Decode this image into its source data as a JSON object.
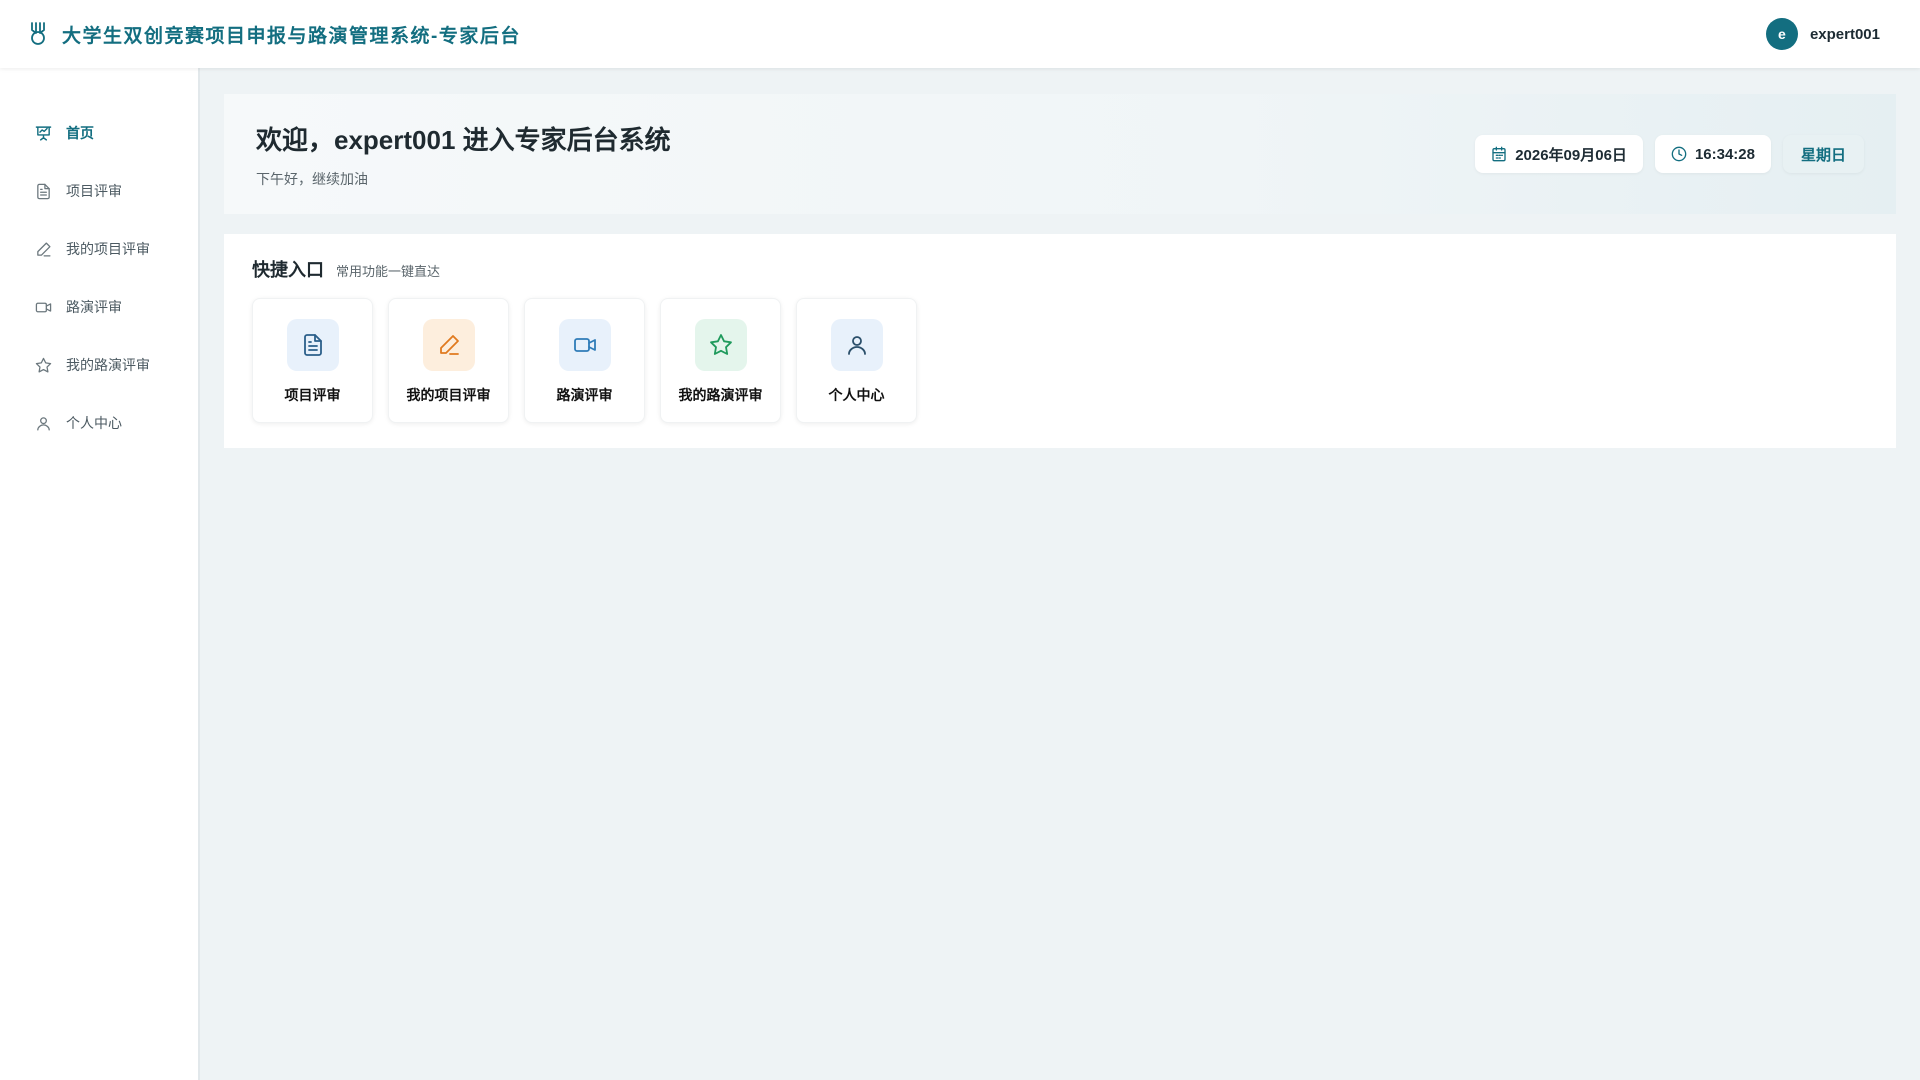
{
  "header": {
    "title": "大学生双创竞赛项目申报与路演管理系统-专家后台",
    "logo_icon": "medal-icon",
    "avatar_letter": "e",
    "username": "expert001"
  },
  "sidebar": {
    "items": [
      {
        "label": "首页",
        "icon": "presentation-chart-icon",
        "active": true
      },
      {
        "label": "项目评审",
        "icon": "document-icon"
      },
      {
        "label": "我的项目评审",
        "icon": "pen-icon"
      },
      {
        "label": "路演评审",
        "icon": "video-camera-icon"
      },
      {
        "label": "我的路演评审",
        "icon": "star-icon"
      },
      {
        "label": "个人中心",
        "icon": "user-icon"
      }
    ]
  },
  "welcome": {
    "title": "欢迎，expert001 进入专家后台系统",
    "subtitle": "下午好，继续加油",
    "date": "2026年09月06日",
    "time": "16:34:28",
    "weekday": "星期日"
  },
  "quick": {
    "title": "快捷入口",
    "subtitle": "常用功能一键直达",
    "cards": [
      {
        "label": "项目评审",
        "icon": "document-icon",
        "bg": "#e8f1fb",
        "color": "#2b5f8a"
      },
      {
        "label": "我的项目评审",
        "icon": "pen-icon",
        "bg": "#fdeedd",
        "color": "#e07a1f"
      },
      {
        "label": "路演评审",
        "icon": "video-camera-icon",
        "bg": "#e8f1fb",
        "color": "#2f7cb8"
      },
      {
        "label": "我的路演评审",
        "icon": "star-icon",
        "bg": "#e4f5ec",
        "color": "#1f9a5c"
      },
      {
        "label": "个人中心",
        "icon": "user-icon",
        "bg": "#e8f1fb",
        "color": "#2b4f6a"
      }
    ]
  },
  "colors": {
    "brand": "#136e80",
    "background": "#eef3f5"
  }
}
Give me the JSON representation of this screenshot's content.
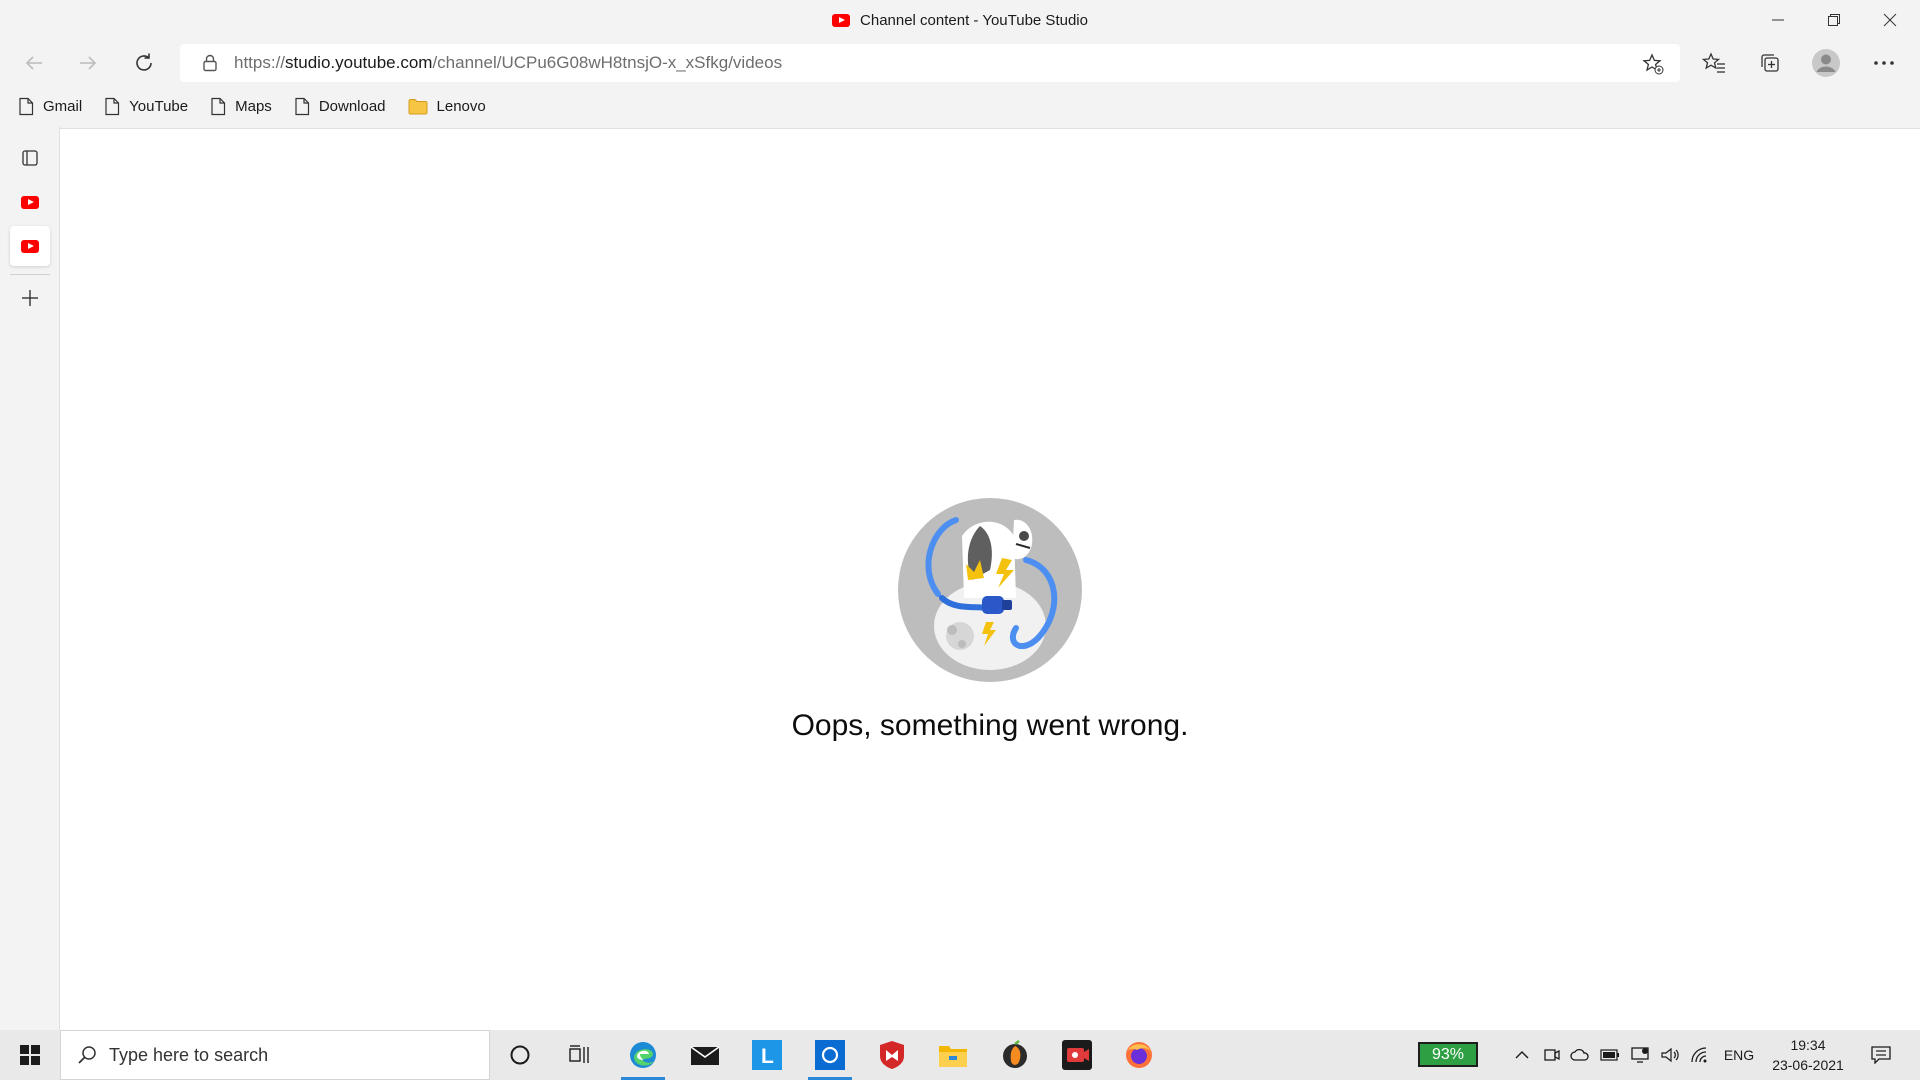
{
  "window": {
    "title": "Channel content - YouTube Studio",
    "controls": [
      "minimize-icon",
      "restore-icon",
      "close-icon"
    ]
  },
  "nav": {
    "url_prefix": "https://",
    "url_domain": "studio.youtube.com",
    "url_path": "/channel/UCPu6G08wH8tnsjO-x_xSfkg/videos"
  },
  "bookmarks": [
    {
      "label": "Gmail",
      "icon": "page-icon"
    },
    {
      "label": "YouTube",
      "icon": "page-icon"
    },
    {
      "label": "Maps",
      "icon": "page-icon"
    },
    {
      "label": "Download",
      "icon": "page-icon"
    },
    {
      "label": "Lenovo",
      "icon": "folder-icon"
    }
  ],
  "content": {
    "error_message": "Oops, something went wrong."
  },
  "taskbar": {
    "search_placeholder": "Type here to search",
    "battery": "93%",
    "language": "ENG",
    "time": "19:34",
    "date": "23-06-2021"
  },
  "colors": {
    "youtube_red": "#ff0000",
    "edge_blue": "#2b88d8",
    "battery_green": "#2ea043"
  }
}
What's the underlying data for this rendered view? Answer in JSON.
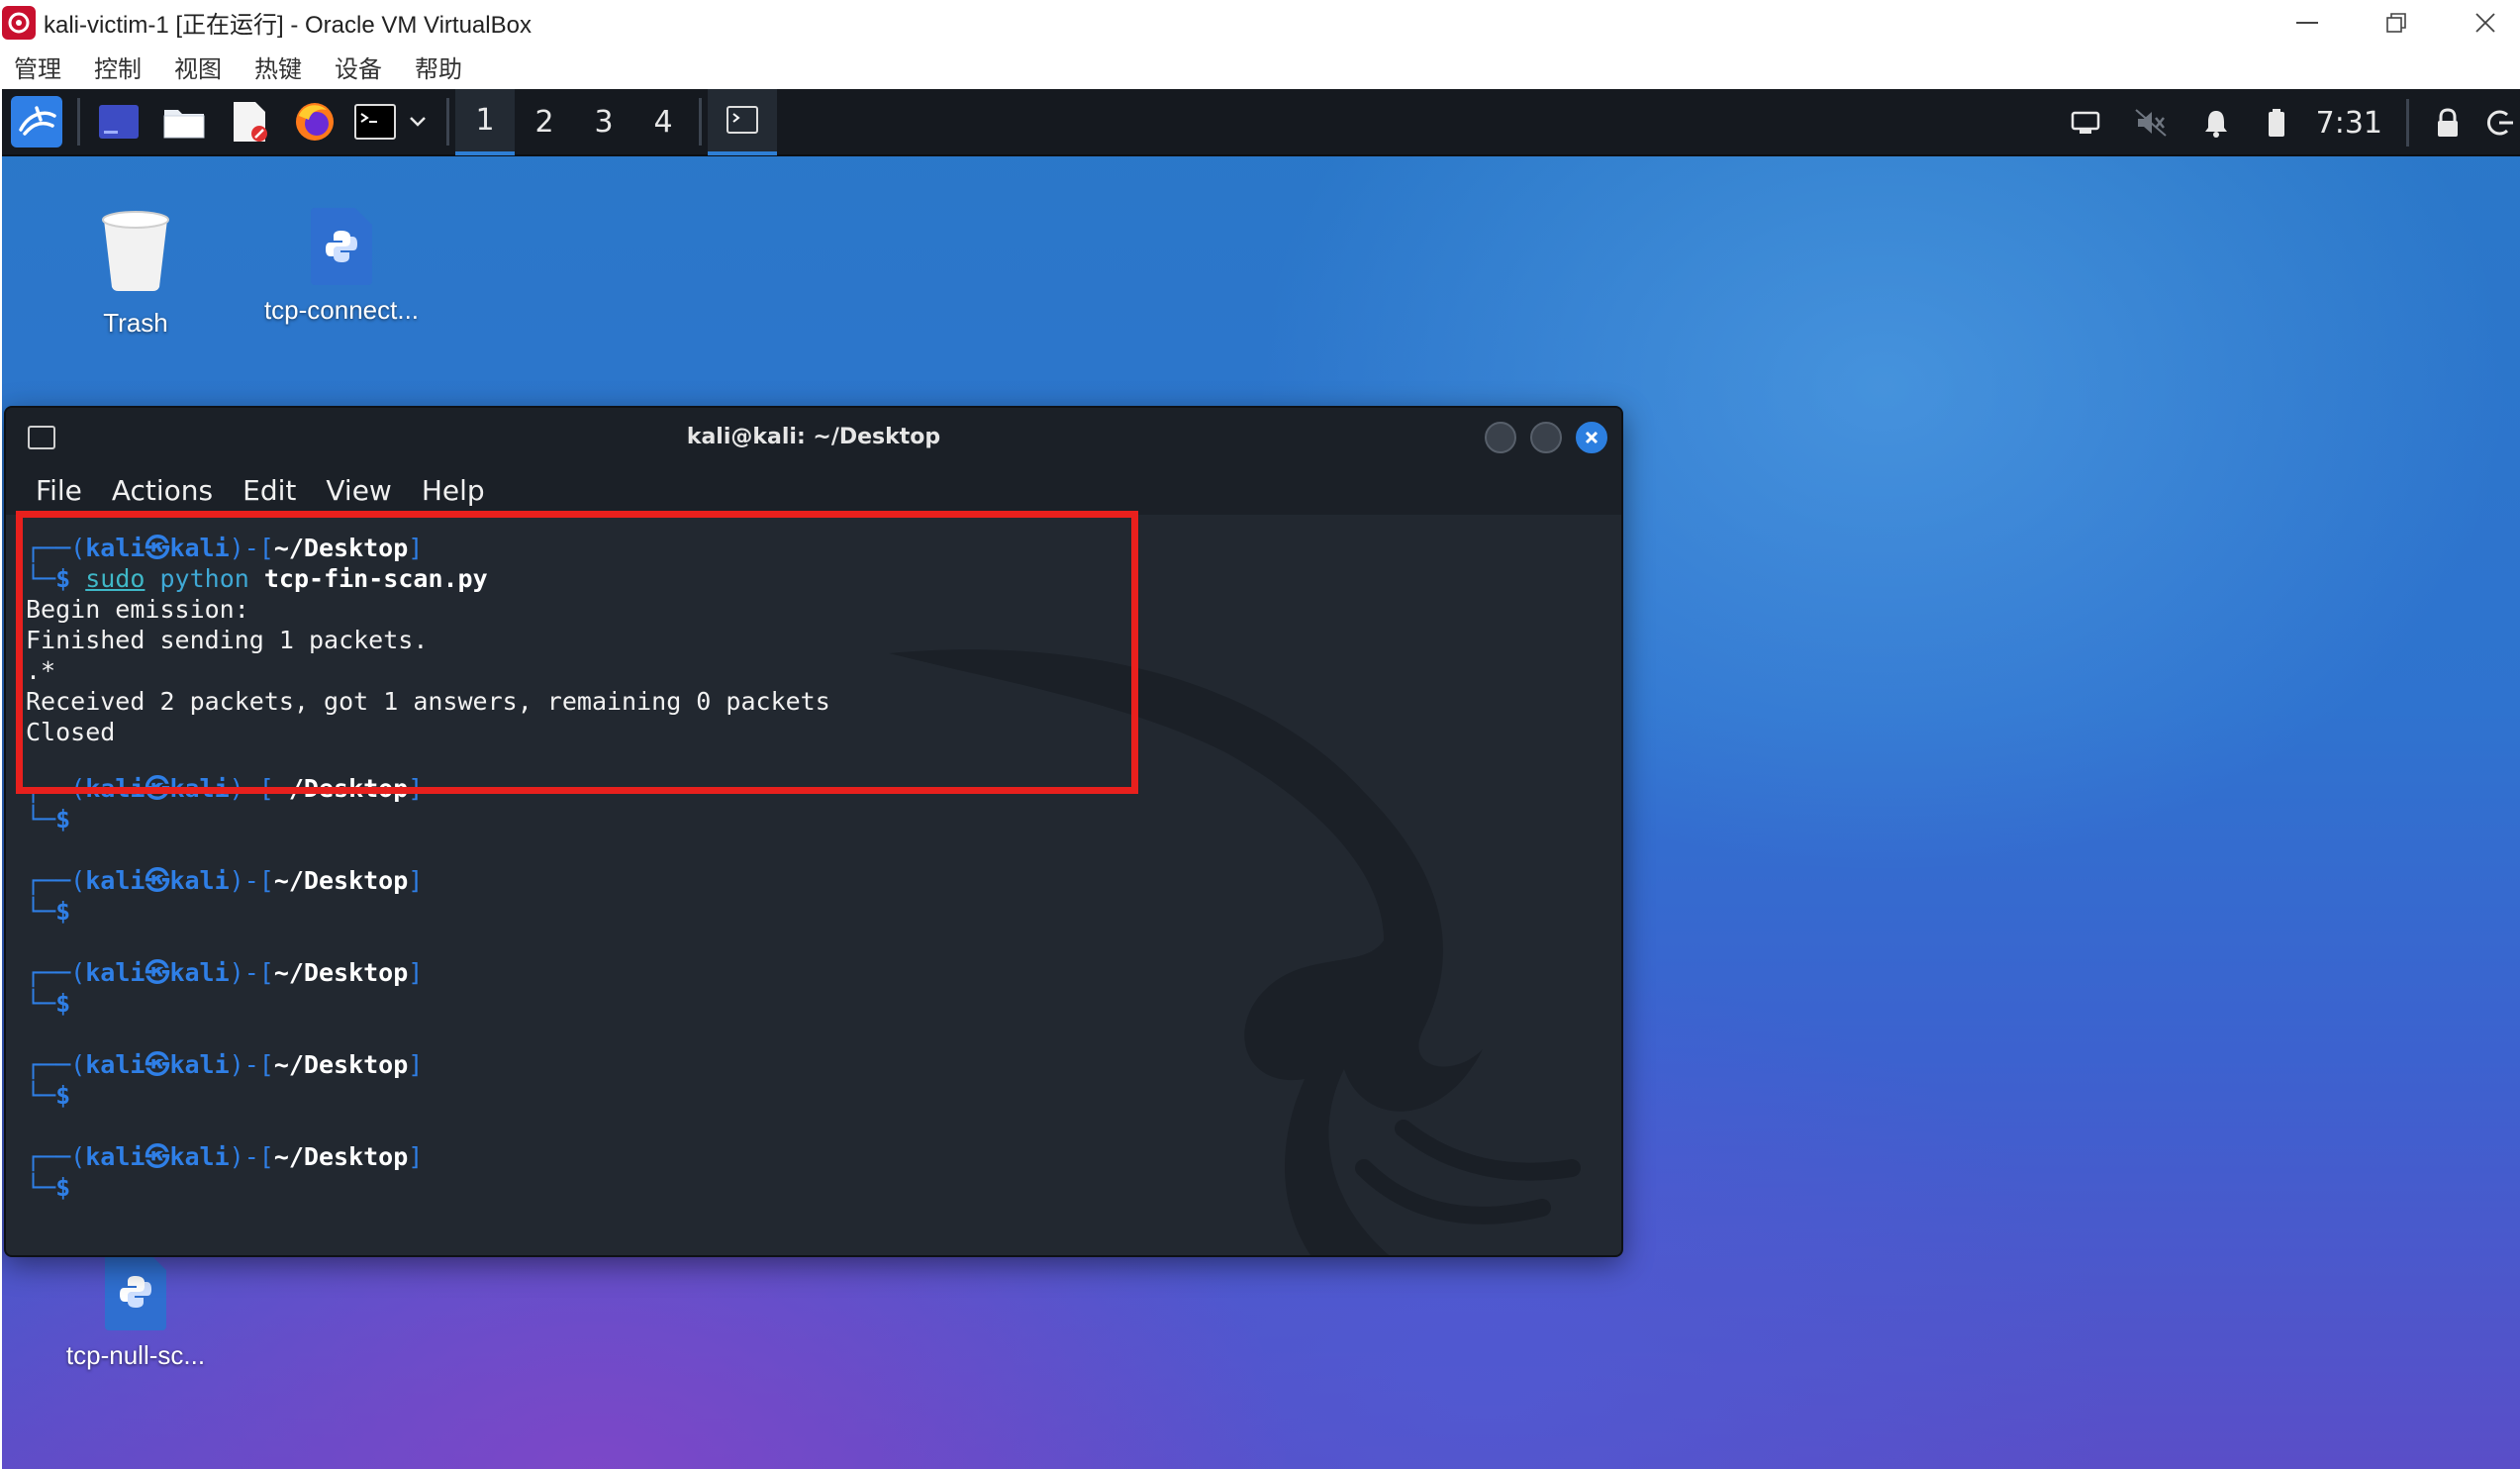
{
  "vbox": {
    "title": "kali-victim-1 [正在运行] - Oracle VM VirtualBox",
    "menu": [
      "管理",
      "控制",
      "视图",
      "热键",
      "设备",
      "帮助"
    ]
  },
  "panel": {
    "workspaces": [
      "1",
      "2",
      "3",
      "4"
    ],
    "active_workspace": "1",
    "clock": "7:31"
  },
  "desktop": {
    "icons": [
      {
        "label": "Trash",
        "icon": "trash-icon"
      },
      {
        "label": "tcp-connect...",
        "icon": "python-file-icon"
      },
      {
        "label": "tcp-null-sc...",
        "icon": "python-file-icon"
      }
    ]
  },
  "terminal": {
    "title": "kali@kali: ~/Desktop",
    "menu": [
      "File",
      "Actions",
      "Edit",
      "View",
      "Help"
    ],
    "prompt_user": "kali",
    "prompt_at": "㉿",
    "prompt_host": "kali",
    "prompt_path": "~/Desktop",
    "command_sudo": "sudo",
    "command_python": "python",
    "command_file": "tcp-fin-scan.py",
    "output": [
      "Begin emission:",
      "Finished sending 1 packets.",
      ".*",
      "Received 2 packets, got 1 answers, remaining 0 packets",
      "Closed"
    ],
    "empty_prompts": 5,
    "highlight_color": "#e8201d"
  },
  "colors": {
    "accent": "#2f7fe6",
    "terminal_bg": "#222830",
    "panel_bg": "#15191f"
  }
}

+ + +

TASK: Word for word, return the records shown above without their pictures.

ANSWER FOR THE TASK:
Decode this image into its source data as a JSON object.
{
  "header": {
    "title": "大学生双创竞赛项目申报与路演管理系统-专家后台",
    "logo_icon": "medal-icon",
    "avatar_letter": "e",
    "username": "expert001"
  },
  "sidebar": {
    "items": [
      {
        "label": "首页",
        "icon": "presentation-chart-icon",
        "active": true
      },
      {
        "label": "项目评审",
        "icon": "document-icon"
      },
      {
        "label": "我的项目评审",
        "icon": "pen-icon"
      },
      {
        "label": "路演评审",
        "icon": "video-camera-icon"
      },
      {
        "label": "我的路演评审",
        "icon": "star-icon"
      },
      {
        "label": "个人中心",
        "icon": "user-icon"
      }
    ]
  },
  "welcome": {
    "title": "欢迎，expert001 进入专家后台系统",
    "subtitle": "下午好，继续加油",
    "date": "2026年09月06日",
    "time": "16:34:28",
    "weekday": "星期日"
  },
  "quick": {
    "title": "快捷入口",
    "subtitle": "常用功能一键直达",
    "cards": [
      {
        "label": "项目评审",
        "icon": "document-icon",
        "bg": "#e8f1fb",
        "color": "#2b5f8a"
      },
      {
        "label": "我的项目评审",
        "icon": "pen-icon",
        "bg": "#fdeedd",
        "color": "#e07a1f"
      },
      {
        "label": "路演评审",
        "icon": "video-camera-icon",
        "bg": "#e8f1fb",
        "color": "#2f7cb8"
      },
      {
        "label": "我的路演评审",
        "icon": "star-icon",
        "bg": "#e4f5ec",
        "color": "#1f9a5c"
      },
      {
        "label": "个人中心",
        "icon": "user-icon",
        "bg": "#e8f1fb",
        "color": "#2b4f6a"
      }
    ]
  },
  "colors": {
    "brand": "#136e80",
    "background": "#eef3f5"
  }
}
Give me the JSON representation of this screenshot's content.
{
  "window": {
    "title": "Channel content - YouTube Studio",
    "controls": [
      "minimize-icon",
      "restore-icon",
      "close-icon"
    ]
  },
  "nav": {
    "url_prefix": "https://",
    "url_domain": "studio.youtube.com",
    "url_path": "/channel/UCPu6G08wH8tnsjO-x_xSfkg/videos"
  },
  "bookmarks": [
    {
      "label": "Gmail",
      "icon": "page-icon"
    },
    {
      "label": "YouTube",
      "icon": "page-icon"
    },
    {
      "label": "Maps",
      "icon": "page-icon"
    },
    {
      "label": "Download",
      "icon": "page-icon"
    },
    {
      "label": "Lenovo",
      "icon": "folder-icon"
    }
  ],
  "content": {
    "error_message": "Oops, something went wrong."
  },
  "taskbar": {
    "search_placeholder": "Type here to search",
    "battery": "93%",
    "language": "ENG",
    "time": "19:34",
    "date": "23-06-2021"
  },
  "colors": {
    "youtube_red": "#ff0000",
    "edge_blue": "#2b88d8",
    "battery_green": "#2ea043"
  }
}
What's the underlying data for this rendered view? Answer in JSON.
{
  "vbox": {
    "title": "kali-victim-1 [正在运行] - Oracle VM VirtualBox",
    "menu": [
      "管理",
      "控制",
      "视图",
      "热键",
      "设备",
      "帮助"
    ]
  },
  "panel": {
    "workspaces": [
      "1",
      "2",
      "3",
      "4"
    ],
    "active_workspace": "1",
    "clock": "7:31"
  },
  "desktop": {
    "icons": [
      {
        "label": "Trash",
        "icon": "trash-icon"
      },
      {
        "label": "tcp-connect...",
        "icon": "python-file-icon"
      },
      {
        "label": "tcp-null-sc...",
        "icon": "python-file-icon"
      }
    ]
  },
  "terminal": {
    "title": "kali@kali: ~/Desktop",
    "menu": [
      "File",
      "Actions",
      "Edit",
      "View",
      "Help"
    ],
    "prompt_user": "kali",
    "prompt_at": "㉿",
    "prompt_host": "kali",
    "prompt_path": "~/Desktop",
    "command_sudo": "sudo",
    "command_python": "python",
    "command_file": "tcp-fin-scan.py",
    "output": [
      "Begin emission:",
      "Finished sending 1 packets.",
      ".*",
      "Received 2 packets, got 1 answers, remaining 0 packets",
      "Closed"
    ],
    "empty_prompts": 5,
    "highlight_color": "#e8201d"
  },
  "colors": {
    "accent": "#2f7fe6",
    "terminal_bg": "#222830",
    "panel_bg": "#15191f"
  }
}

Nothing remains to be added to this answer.